[[ EXERCISE INPUTS open ]]

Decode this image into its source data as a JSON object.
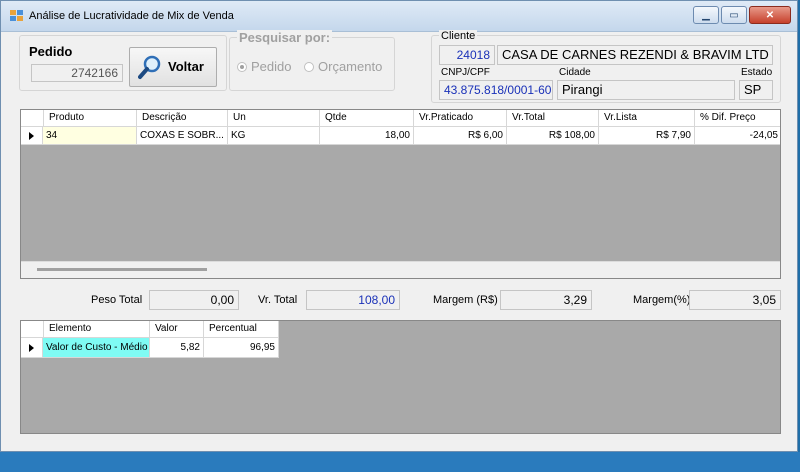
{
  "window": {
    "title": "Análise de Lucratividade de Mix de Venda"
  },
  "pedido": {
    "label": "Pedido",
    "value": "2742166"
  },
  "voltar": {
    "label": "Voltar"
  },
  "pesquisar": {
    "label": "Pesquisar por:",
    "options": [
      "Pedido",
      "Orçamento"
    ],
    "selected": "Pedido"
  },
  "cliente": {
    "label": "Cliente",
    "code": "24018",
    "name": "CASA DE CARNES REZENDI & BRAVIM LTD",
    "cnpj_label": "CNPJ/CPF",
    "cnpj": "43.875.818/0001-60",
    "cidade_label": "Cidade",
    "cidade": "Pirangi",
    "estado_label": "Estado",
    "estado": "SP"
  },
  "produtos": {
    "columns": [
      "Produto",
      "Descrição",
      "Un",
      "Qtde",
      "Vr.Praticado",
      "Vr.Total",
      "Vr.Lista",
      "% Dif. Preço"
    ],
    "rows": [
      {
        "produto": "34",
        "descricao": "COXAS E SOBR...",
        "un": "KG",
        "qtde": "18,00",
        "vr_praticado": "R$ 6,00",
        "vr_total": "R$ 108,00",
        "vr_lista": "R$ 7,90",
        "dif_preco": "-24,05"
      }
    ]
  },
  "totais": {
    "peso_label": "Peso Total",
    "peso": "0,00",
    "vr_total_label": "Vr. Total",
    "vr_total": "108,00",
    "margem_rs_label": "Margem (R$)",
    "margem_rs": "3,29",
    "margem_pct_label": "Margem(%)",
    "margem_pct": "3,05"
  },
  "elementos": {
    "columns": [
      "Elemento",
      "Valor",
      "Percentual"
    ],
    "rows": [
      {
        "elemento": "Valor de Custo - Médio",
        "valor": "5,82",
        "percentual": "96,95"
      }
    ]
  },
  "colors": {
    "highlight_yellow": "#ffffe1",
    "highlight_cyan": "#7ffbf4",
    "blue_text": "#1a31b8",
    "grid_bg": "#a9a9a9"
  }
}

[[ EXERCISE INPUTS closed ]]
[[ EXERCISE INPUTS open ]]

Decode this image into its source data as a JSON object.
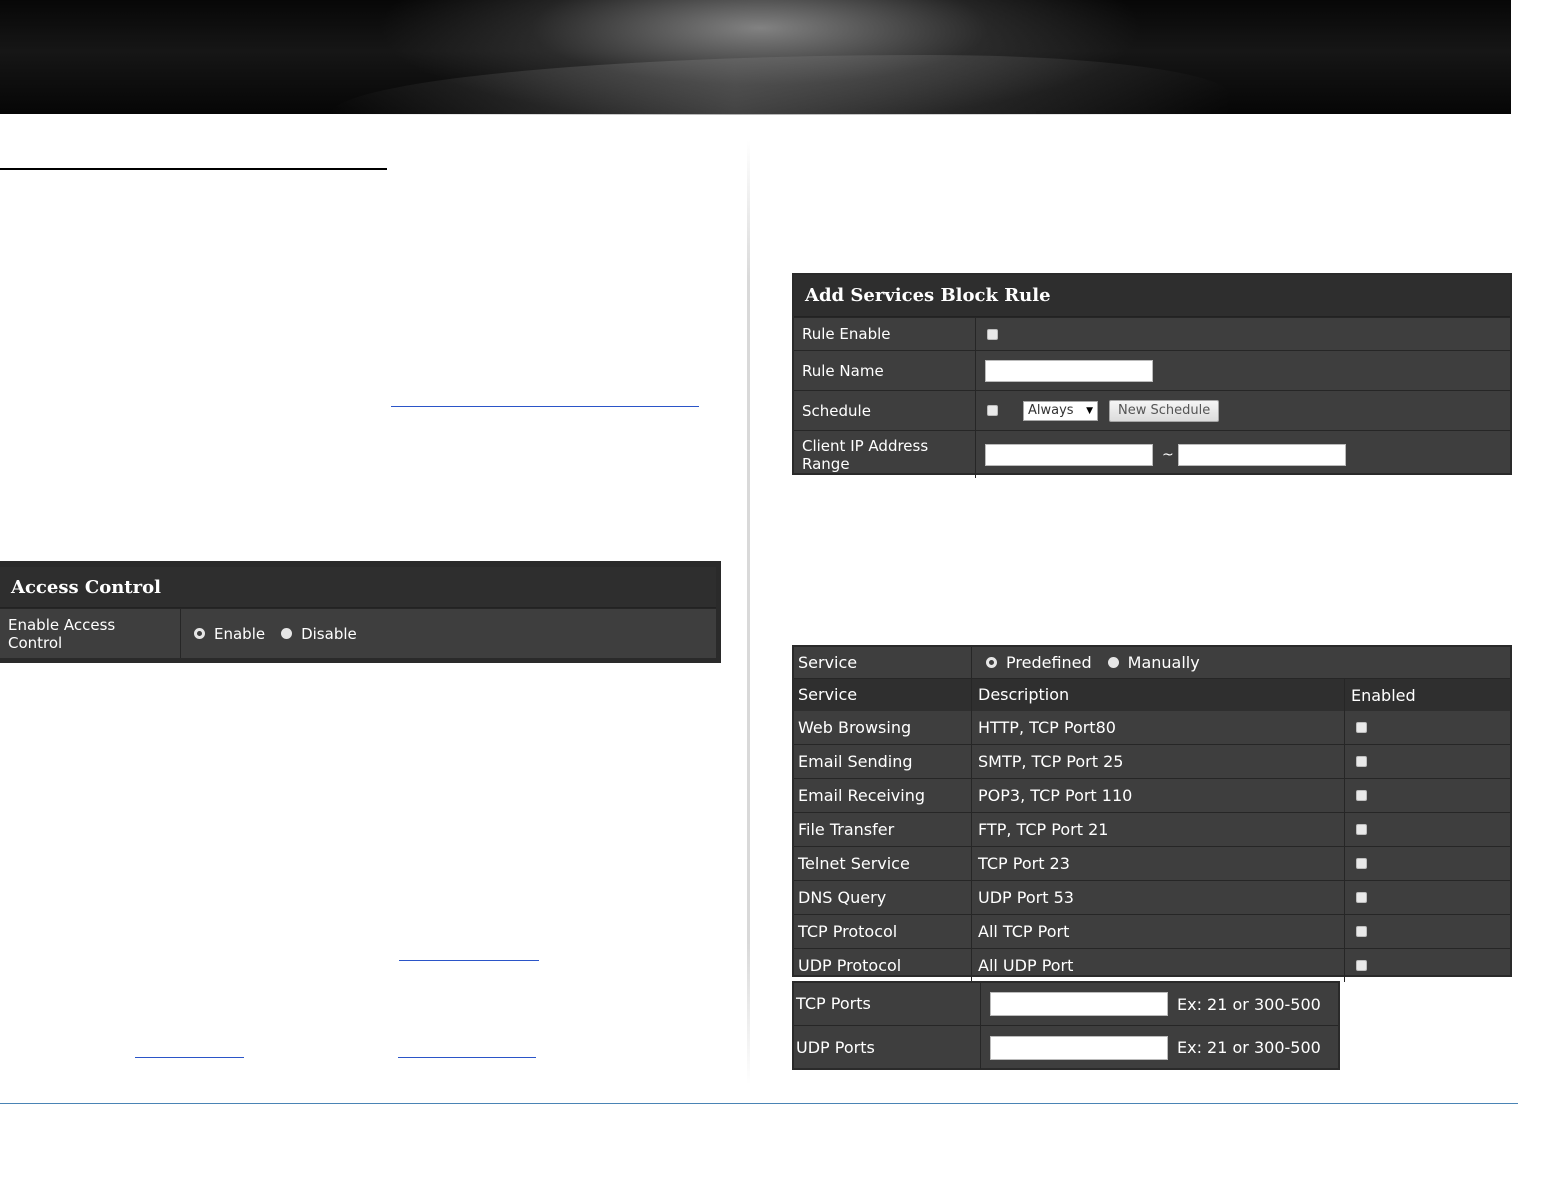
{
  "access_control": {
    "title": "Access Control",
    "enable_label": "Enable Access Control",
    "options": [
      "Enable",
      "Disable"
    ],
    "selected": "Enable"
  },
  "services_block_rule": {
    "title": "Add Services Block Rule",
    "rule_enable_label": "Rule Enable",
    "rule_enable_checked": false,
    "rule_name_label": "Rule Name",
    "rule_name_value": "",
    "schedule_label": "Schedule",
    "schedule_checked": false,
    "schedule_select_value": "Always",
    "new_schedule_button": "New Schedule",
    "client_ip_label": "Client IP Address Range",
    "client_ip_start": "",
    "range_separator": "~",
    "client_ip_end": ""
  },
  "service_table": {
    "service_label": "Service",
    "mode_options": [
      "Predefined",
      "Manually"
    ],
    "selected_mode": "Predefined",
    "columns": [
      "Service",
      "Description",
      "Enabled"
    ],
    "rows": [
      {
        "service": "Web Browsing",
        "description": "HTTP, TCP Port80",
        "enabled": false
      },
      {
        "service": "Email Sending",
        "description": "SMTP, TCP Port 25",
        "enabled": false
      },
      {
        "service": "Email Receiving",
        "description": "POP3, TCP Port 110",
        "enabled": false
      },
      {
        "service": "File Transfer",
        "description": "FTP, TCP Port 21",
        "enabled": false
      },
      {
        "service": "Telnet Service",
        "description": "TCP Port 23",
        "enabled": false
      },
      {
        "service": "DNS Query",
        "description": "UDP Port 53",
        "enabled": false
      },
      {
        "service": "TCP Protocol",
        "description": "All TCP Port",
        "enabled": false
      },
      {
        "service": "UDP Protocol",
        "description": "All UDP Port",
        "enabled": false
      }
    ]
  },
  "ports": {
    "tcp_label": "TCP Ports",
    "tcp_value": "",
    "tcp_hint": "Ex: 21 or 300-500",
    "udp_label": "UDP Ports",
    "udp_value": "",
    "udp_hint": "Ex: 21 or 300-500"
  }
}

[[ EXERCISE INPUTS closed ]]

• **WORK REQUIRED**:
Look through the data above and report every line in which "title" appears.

• **ANSWER FOR THIS EXERCISE**:
    "title": "Análise de Lucratividade de Mix de Venda"
    "title": "Access Control",
    "title": "Add Services Block Rule",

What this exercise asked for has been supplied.